Correspondence Address:
Dhirendra N Sinha
Regional Adviser, Surveillance (Tobacco Control) Tobacco Free Initiative, World Health Organization, South-East Asia Regional Office, Mahatma Gandhi Road, New Delhi 110002

How to cite this article:
Sinha DN, Indrayan A, Gupta PC. Trends in tobacco use in Nepal.WHO South-East Asia J Public Health 2013;2:201-202

How to cite this URL:
Sinha DN, Indrayan A, Gupta PC. Trends in tobacco use in Nepal. WHO South-East Asia J Public Health [serial online] 2013 [cited 2022 May 24 ];2:201-202
Available from: http://www.who-seajph.org/text.asp?2013/2/3/201/206770

Full Text

Demographic and Health Surveys (DHS) are carried out in many developing countries, approximately once every five years, on nationally representative samples of males and females usually aged 15–49 years. In the countries of the World Health Organization South-East Asia Region (SEAR), DHS are available for India, Indonesia, Maldives, Nepal and Timor-Leste. A recent comparison of tobacco use in the Region indicates that the prevalence of any tobacco use among males in the SEAR are high, ranging from 53.0%(2009 DHS data) in Maldives (2009 DHS data) to 69.5%(2009/10 DHS data) in Timor-Leste (2009/10 DHS data). By contrast, the prevalence of any tobacco use among females ranges from 3.0%(2007 DHS data) in Indonesia (2007 DHS data) to 19.6%(2006 DHS data) in Nepal (2006 DHS data).[1] The high prevalence of tobacco use among women in Nepal prompted us to assess whether there had been any change between the 2006 DHS and the most recent DHS, which was carried out in 2011, for both men and women in Nepal.[2]

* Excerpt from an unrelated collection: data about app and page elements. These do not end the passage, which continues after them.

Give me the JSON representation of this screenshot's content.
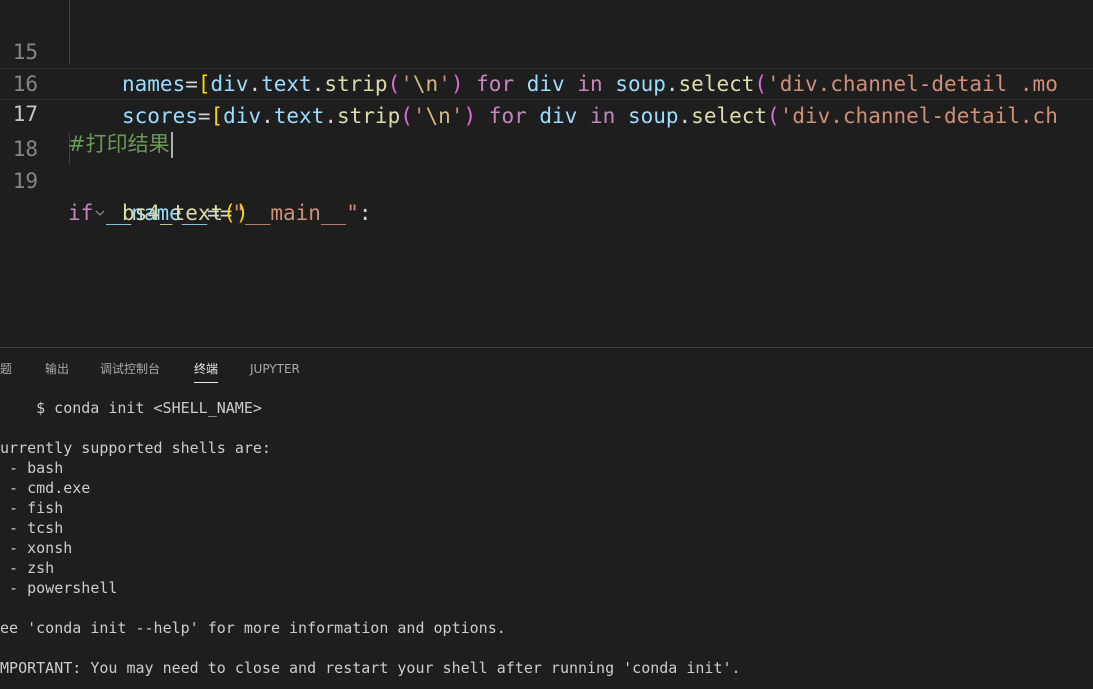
{
  "editor": {
    "lines": [
      {
        "num": "15",
        "tokens": {
          "names": "names",
          "eq": "=",
          "lb": "[",
          "div1": "div",
          "dot1": ".",
          "text1": "text",
          "dot2": ".",
          "strip": "strip",
          "lp": "(",
          "q1": "'",
          "esc": "\\n",
          "q2": "'",
          "rp": ")",
          "for": "for",
          "div2": "div",
          "in": "in",
          "soup": "soup",
          "dot3": ".",
          "select": "select",
          "lp2": "(",
          "str": "'div.channel-detail .mo"
        }
      },
      {
        "num": "16",
        "tokens": {
          "scores": "scores",
          "eq": "=",
          "lb": "[",
          "div1": "div",
          "dot1": ".",
          "text1": "text",
          "dot2": ".",
          "strip": "strip",
          "lp": "(",
          "q1": "'",
          "esc": "\\n",
          "q2": "'",
          "rp": ")",
          "for": "for",
          "div2": "div",
          "in": "in",
          "soup": "soup",
          "dot3": ".",
          "select": "select",
          "lp2": "(",
          "str": "'div.channel-detail.ch"
        }
      },
      {
        "num": "17",
        "comment": "#打印结果"
      },
      {
        "num": "18",
        "tokens": {
          "if": "if",
          "name": "__name__",
          "eqeq": "==",
          "str": "\"__main__\"",
          "colon": ":"
        }
      },
      {
        "num": "19",
        "tokens": {
          "fn": "bs4_text",
          "lp": "(",
          "rp": ")"
        }
      }
    ]
  },
  "panel": {
    "tabs": [
      {
        "label": "问题"
      },
      {
        "label": "输出"
      },
      {
        "label": "调试控制台"
      },
      {
        "label": "终端"
      },
      {
        "label": "JUPYTER"
      }
    ],
    "terminal_lines": [
      "    $ conda init <SHELL_NAME>",
      "",
      "Currently supported shells are:",
      "  - bash",
      "  - cmd.exe",
      "  - fish",
      "  - tcsh",
      "  - xonsh",
      "  - zsh",
      "  - powershell",
      "",
      "See 'conda init --help' for more information and options.",
      "",
      "IMPORTANT: You may need to close and restart your shell after running 'conda init'."
    ]
  }
}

Prevalence data, with 95% confidence intervals (CI), for the 2006 survey were taken from the recent comparative study.[1] Prevalence and 95% CI for the 2011 survey were calculated from the 2011 DHS Report.[2] Comparison of data from the two surveys reveals that 53.4% (95% CI 51.2–55.6%) of adult males in Nepal used tobacco in any form in 2006, and 51.9% (95% CI 50.4–53.4%) in 2011. Thus there was no significant change in the number of male any-tobacco users. There was, however, a change in the type of tobacco they used among males. Although the use of manufactured cigarettes did not change during these years (30.2%; 95% CI 27.4–33.0% in 2006;and 29.8%; 95% CI 28.4–31.2% in 2011), the prevalence of the use of other smoked products increased steeply from 1.4% (95% CI 0.85–2.0%) in 2006 to 7.1% (95% CI 6.3–7.9%) in 2011 and the prevalence of smokeless tobacco use decreased from 36.2% (95% CI 34.3–38.2%) in 2006 to 34.8% (95% CI 32.4–37.3%) in 2011 ([Table 1]){Table 1}

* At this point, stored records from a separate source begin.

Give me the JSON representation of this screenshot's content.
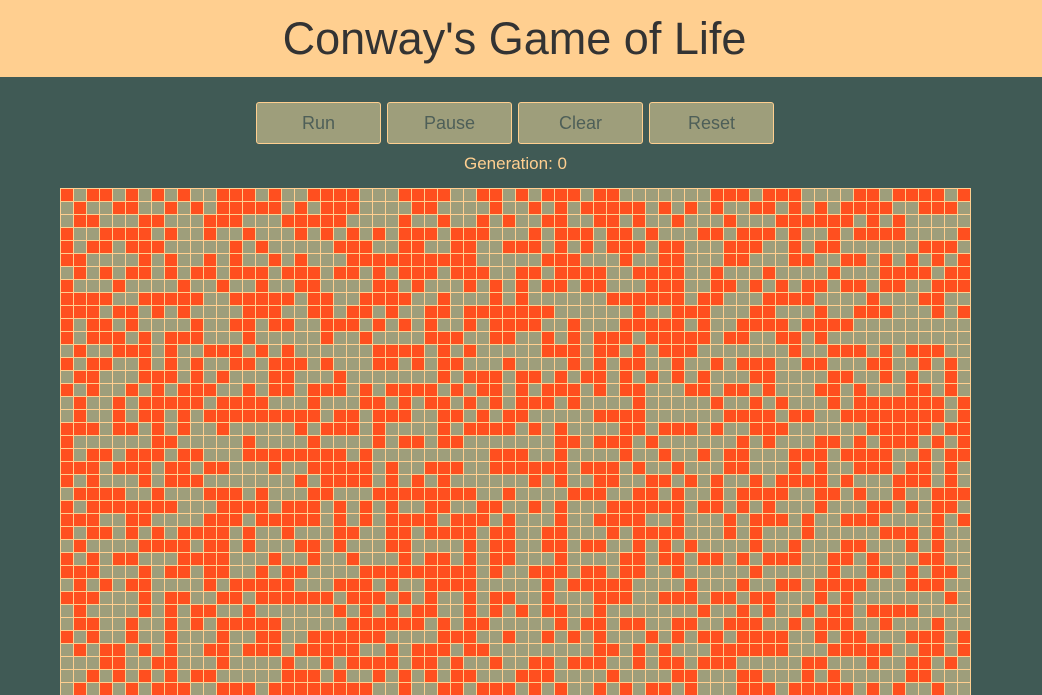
{
  "header": {
    "title": "Conway's Game of Life"
  },
  "controls": {
    "run_label": "Run",
    "pause_label": "Pause",
    "clear_label": "Clear",
    "reset_label": "Reset"
  },
  "status": {
    "generation_text": "Generation: 0"
  },
  "board": {
    "columns": 70,
    "visible_rows": 39,
    "alive_color": "#ff4f1f",
    "dead_color": "#9e9e7b",
    "grid_line_color": "#ffcf90"
  }
}
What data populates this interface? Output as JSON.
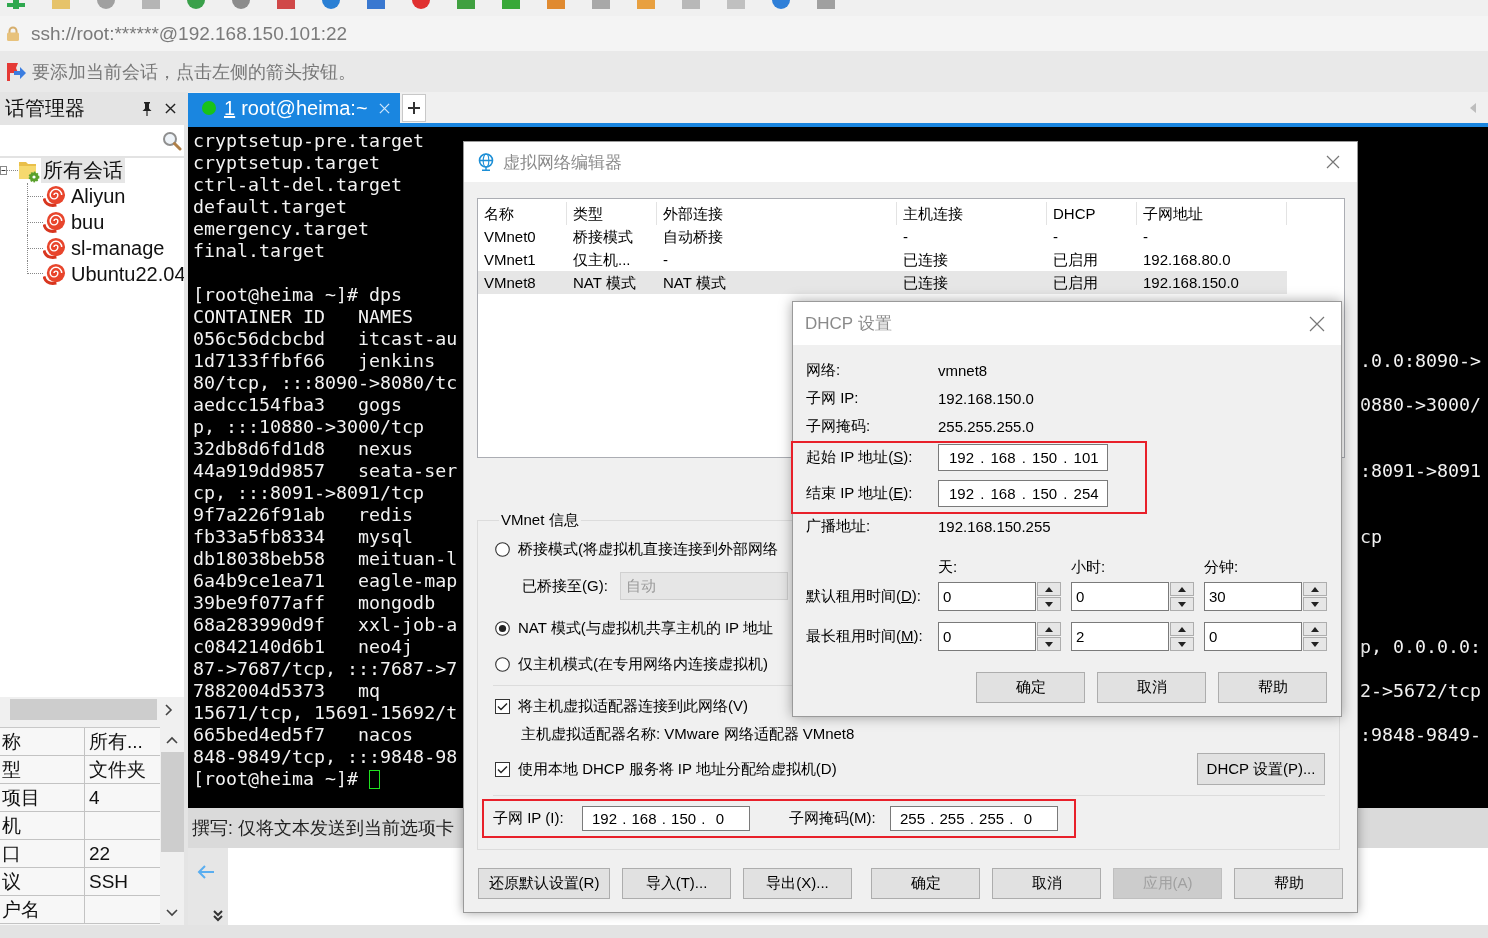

Among females in Nepal, the overall use of tobacco decreased from 19.6% (95% CI 18.0–21.2%) to 13.3% (95% CI 12.7–13.9%) between 2006 and 2011. This decline is mostly attributable to a decrease in the use of manufactured cigarettes from 15.2% (95% CI 13.9–16.6%) in 2006 to 8.7% (95% CI 8.2–9.2%) in 2011 ([Table 1]). Use of other smoked tobacco products and of smokeless tobacco in females has remained nearly the same.

While a reduction in overall tobacco use among females (about 31%) and a small decrease in smokeless tobacco use among men (about 11%) are encouraging findings, a 500% increase in smoking of non-cigarette tobacco products among males is extremely worrisome. Also, cigarette smoking among men has not decreased, in absolute terms,; the prevalence remains substantial and therefore a major cause of public health concern.

The results of our analysis underscore the need for intensive tobacco-control efforts in Nepal, embracing with an equal emphasis on control of all tobacco products. Furthermore, there is a clear need to increase efforts that target male tobacco users in Nepal.

Source of Support: Nil

Conflict of Interest: None declared.

Contributorship: Contributorship: DNS conceptualised, analysed, interpreted and wrote the draft paper; AI contributed to the analysis and drafting;. PCG contributed in drafting.


1Ansara DL, Arnold F, Kishor S, Hsia J, Kaufmann R. Tobacco use by men and women in 49 countries with demographic and health surveys: DHS comparative reports 31. Calverton MD: ICF International, 2013.
2Nepal, Ministry of Health and Population. Demographic and health survey – key findings. Kathmandu: Ministry of Health and Population, New ERA; Calverton MD; ICF International, 2012.